**** Task inputs

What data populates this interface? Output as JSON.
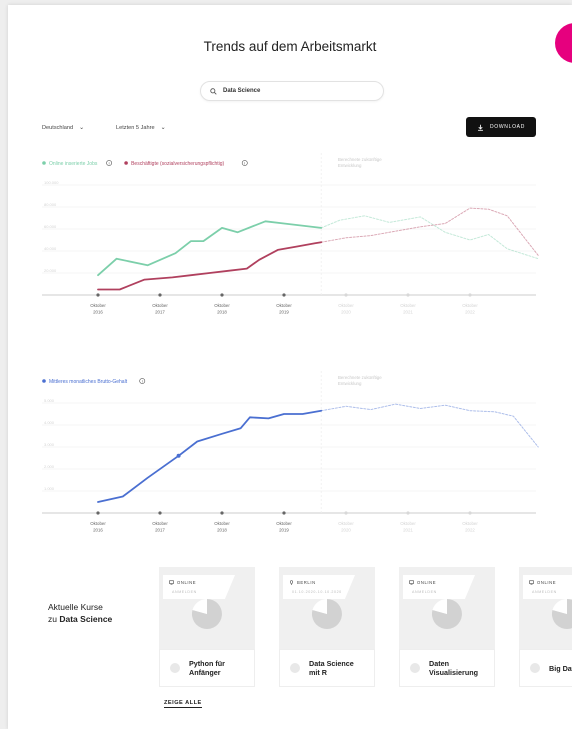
{
  "page": {
    "title": "Trends auf dem Arbeitsmarkt",
    "search_value": "Data Science",
    "region_dropdown": "Deutschland",
    "period_dropdown": "Letzten 5 Jahre",
    "download_label": "DOWNLOAD"
  },
  "colors": {
    "jobs": "#7ccfaa",
    "employed": "#b0405e",
    "salary": "#4a6fd1",
    "accent": "#e6007e"
  },
  "chart_data": [
    {
      "type": "line",
      "legend": [
        "Online inserierte Jobs",
        "Beschäftigte (sozialversicherungspflichtig)"
      ],
      "forecast_label": [
        "Berechnete zukünftige",
        "Entwicklung"
      ],
      "x_ticks": [
        [
          "Oktober",
          "2016"
        ],
        [
          "Oktober",
          "2017"
        ],
        [
          "Oktober",
          "2018"
        ],
        [
          "Oktober",
          "2019"
        ],
        [
          "Oktober",
          "2020"
        ],
        [
          "Oktober",
          "2021"
        ],
        [
          "Oktober",
          "2022"
        ]
      ],
      "y_ticks": [
        "20.000",
        "40.000",
        "60.000",
        "80.000",
        "100.000"
      ],
      "ylim": [
        0,
        100000
      ],
      "grid": true,
      "series": [
        {
          "name": "Online inserierte Jobs",
          "x": [
            0,
            0.3,
            0.8,
            1.25,
            1.5,
            1.7,
            2.0,
            2.25,
            2.7,
            3.0,
            3.6
          ],
          "y": [
            18000,
            33000,
            27000,
            38000,
            49000,
            49000,
            61000,
            57000,
            67000,
            65000,
            61000
          ]
        },
        {
          "name": "Online inserierte Jobs (Prognose)",
          "forecast": true,
          "x": [
            3.6,
            3.9,
            4.3,
            4.7,
            5.2,
            5.6,
            6.0,
            6.3,
            6.6,
            7.1
          ],
          "y": [
            61000,
            68000,
            72000,
            66000,
            71000,
            57000,
            50000,
            55000,
            42000,
            33000
          ]
        },
        {
          "name": "Beschäftigte (sozialversicherungspflichtig)",
          "x": [
            0,
            0.35,
            0.75,
            1.2,
            1.5,
            1.8,
            2.1,
            2.4,
            2.6,
            2.9,
            3.2,
            3.5,
            3.6
          ],
          "y": [
            5000,
            5000,
            14000,
            16000,
            18000,
            20000,
            22000,
            24000,
            32000,
            41000,
            44000,
            47000,
            48000
          ]
        },
        {
          "name": "Beschäftigte (Prognose)",
          "forecast": true,
          "x": [
            3.6,
            4.0,
            4.4,
            4.8,
            5.2,
            5.6,
            6.0,
            6.3,
            6.6,
            7.1
          ],
          "y": [
            48000,
            52000,
            54000,
            58000,
            62000,
            65000,
            79000,
            78000,
            72000,
            36000
          ]
        }
      ]
    },
    {
      "type": "line",
      "legend": [
        "Mittleres monatliches Brutto-Gehalt"
      ],
      "forecast_label": [
        "Berechnete zukünftige",
        "Entwicklung"
      ],
      "x_ticks": [
        [
          "Oktober",
          "2016"
        ],
        [
          "Oktober",
          "2017"
        ],
        [
          "Oktober",
          "2018"
        ],
        [
          "Oktober",
          "2019"
        ],
        [
          "Oktober",
          "2020"
        ],
        [
          "Oktober",
          "2021"
        ],
        [
          "Oktober",
          "2022"
        ]
      ],
      "y_ticks": [
        "1.000",
        "2.000",
        "3.000",
        "4.000",
        "5.000"
      ],
      "ylim": [
        0,
        5000
      ],
      "grid": true,
      "series": [
        {
          "name": "Mittleres monatliches Brutto-Gehalt",
          "x": [
            0,
            0.4,
            0.8,
            1.3,
            1.6,
            2.0,
            2.3,
            2.45,
            2.75,
            3.0,
            3.3,
            3.6
          ],
          "y": [
            500,
            750,
            1600,
            2600,
            3250,
            3600,
            3850,
            4350,
            4300,
            4500,
            4500,
            4650
          ]
        },
        {
          "name": "Gehalt (Prognose)",
          "forecast": true,
          "x": [
            3.6,
            4.0,
            4.4,
            4.8,
            5.2,
            5.6,
            6.0,
            6.4,
            6.7,
            7.1
          ],
          "y": [
            4650,
            4850,
            4700,
            4950,
            4750,
            4900,
            4650,
            4600,
            4400,
            3000
          ]
        }
      ]
    }
  ],
  "courses": {
    "label_line1": "Aktuelle Kurse",
    "label_prefix": "zu",
    "label_topic": "Data Science",
    "show_all": "ZEIGE ALLE",
    "items": [
      {
        "location": "ONLINE",
        "sub": "ANMELDEN",
        "icon": "monitor-icon",
        "name1": "Python für",
        "name2": "Anfänger"
      },
      {
        "location": "BERLIN",
        "sub": "01.10.2020-10.10.2020",
        "icon": "pin-icon",
        "name1": "Data Science",
        "name2": "mit R"
      },
      {
        "location": "ONLINE",
        "sub": "ANMELDEN",
        "icon": "monitor-icon",
        "name1": "Daten",
        "name2": "Visualisierung"
      },
      {
        "location": "ONLINE",
        "sub": "ANMELDEN",
        "icon": "monitor-icon",
        "name1": "Big Data",
        "name2": ""
      }
    ]
  }
}
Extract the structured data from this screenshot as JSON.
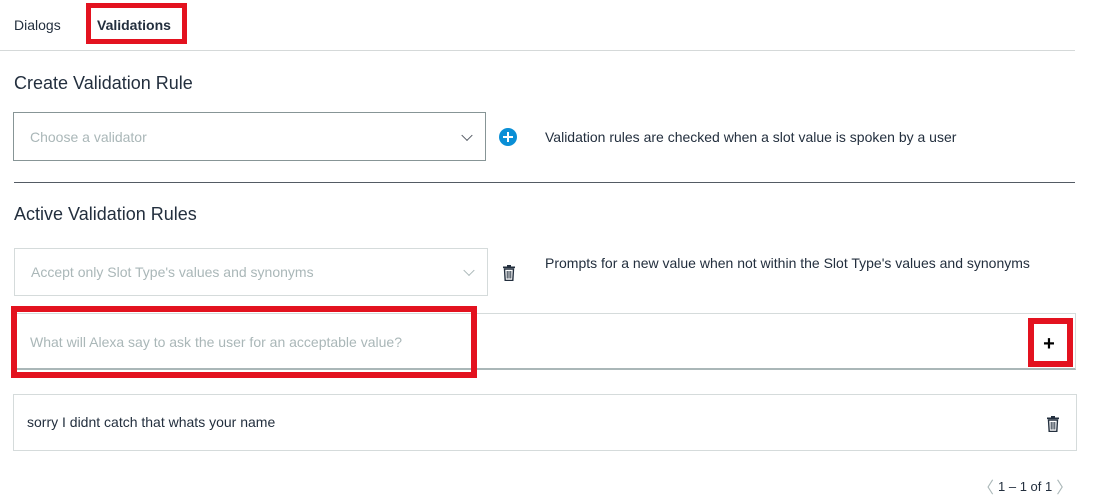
{
  "tabs": {
    "dialogs": "Dialogs",
    "validations": "Validations"
  },
  "create": {
    "heading": "Create Validation Rule",
    "select_placeholder": "Choose a validator",
    "help": "Validation rules are checked when a slot value is spoken by a user"
  },
  "active": {
    "heading": "Active Validation Rules",
    "rule_value": "Accept only Slot Type's values and synonyms",
    "rule_help": "Prompts for a new value when not within the Slot Type's values and synonyms",
    "prompt_placeholder": "What will Alexa say to ask the user for an acceptable value?",
    "add_label": "+",
    "prompts": [
      "sorry I didnt catch that whats your name"
    ]
  },
  "pagination": {
    "prev": "〈",
    "label": "1 – 1 of 1",
    "next": "〉"
  },
  "colors": {
    "highlight": "#e3121f",
    "accent": "#0a8fd6",
    "text": "#232f3e"
  },
  "icons": {
    "add_circle": "plus-circle-icon",
    "delete": "trash-icon",
    "dropdown": "chevron-down-icon"
  }
}
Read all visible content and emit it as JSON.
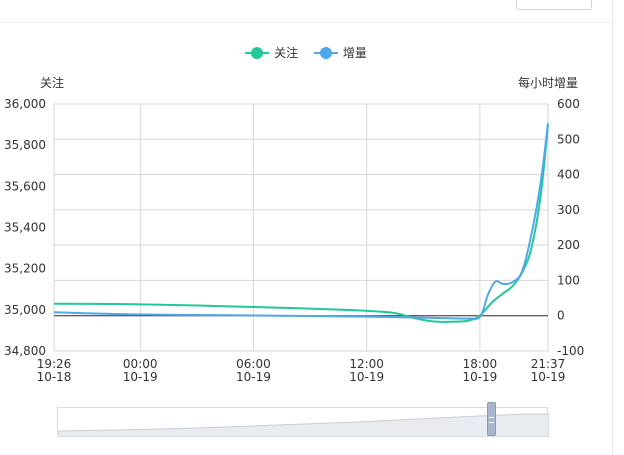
{
  "header": {
    "title": "",
    "button_label": ""
  },
  "legend": [
    {
      "name": "关注",
      "color": "#20c997"
    },
    {
      "name": "增量",
      "color": "#4fa8e8"
    }
  ],
  "colors": {
    "followers": "#20c997",
    "increment": "#4fa8e8",
    "grid": "#d6d6d6",
    "zero_line": "#333333",
    "zoom_fill": "#e8ebef"
  },
  "chart_data": {
    "type": "line",
    "left_axis": {
      "title": "关注",
      "min": 34800,
      "max": 36000,
      "ticks": [
        "34,800",
        "35,000",
        "35,200",
        "35,400",
        "35,600",
        "35,800",
        "36,000"
      ]
    },
    "right_axis": {
      "title": "每小时增量",
      "min": -100,
      "max": 600,
      "ticks": [
        "-100",
        "0",
        "100",
        "200",
        "300",
        "400",
        "500",
        "600"
      ]
    },
    "x_ticks": [
      {
        "time": "19:26",
        "date": "10-18",
        "hour": 0
      },
      {
        "time": "00:00",
        "date": "10-19",
        "hour": 4.57
      },
      {
        "time": "06:00",
        "date": "10-19",
        "hour": 10.57
      },
      {
        "time": "12:00",
        "date": "10-19",
        "hour": 16.57
      },
      {
        "time": "18:00",
        "date": "10-19",
        "hour": 22.57
      },
      {
        "time": "21:37",
        "date": "10-19",
        "hour": 26.18
      }
    ],
    "x_range": [
      0,
      26.18
    ],
    "series": [
      {
        "name": "关注",
        "axis": "left",
        "color": "#20c997",
        "points": [
          [
            0,
            35030
          ],
          [
            4,
            35028
          ],
          [
            8,
            35020
          ],
          [
            12,
            35010
          ],
          [
            16,
            34998
          ],
          [
            18,
            34985
          ],
          [
            19,
            34962
          ],
          [
            20,
            34945
          ],
          [
            21,
            34942
          ],
          [
            22,
            34948
          ],
          [
            22.6,
            34975
          ],
          [
            23.2,
            35035
          ],
          [
            23.8,
            35080
          ],
          [
            24.3,
            35115
          ],
          [
            24.8,
            35180
          ],
          [
            25.3,
            35300
          ],
          [
            25.8,
            35560
          ],
          [
            26.18,
            35900
          ]
        ]
      },
      {
        "name": "增量",
        "axis": "right",
        "color": "#4fa8e8",
        "points": [
          [
            0,
            10
          ],
          [
            3,
            5
          ],
          [
            6,
            3
          ],
          [
            10,
            1
          ],
          [
            14,
            -1
          ],
          [
            17,
            -3
          ],
          [
            19,
            -5
          ],
          [
            21,
            -7
          ],
          [
            22,
            -8
          ],
          [
            22.6,
            -2
          ],
          [
            23,
            60
          ],
          [
            23.4,
            97
          ],
          [
            23.8,
            90
          ],
          [
            24.3,
            95
          ],
          [
            24.8,
            125
          ],
          [
            25.3,
            230
          ],
          [
            25.8,
            380
          ],
          [
            26.18,
            545
          ]
        ]
      }
    ],
    "grid": true,
    "legend_position": "top-center"
  }
}
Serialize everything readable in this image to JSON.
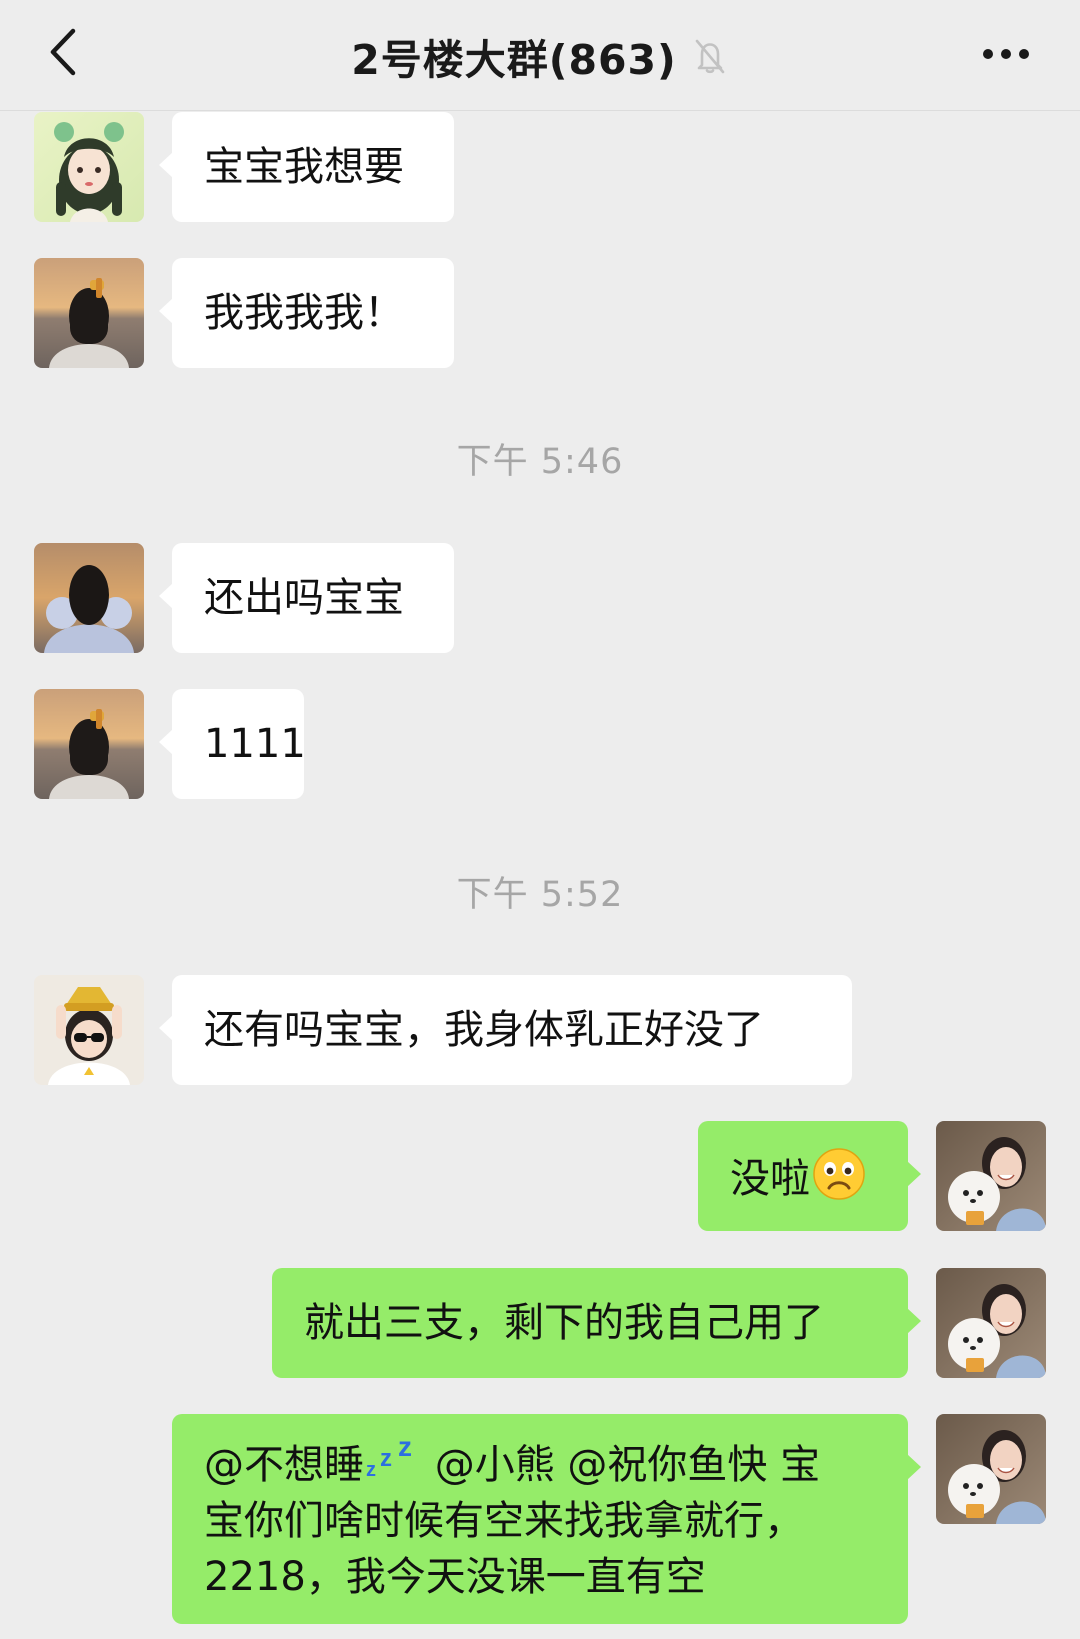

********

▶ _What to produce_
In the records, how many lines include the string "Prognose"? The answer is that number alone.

▶ _Result_
3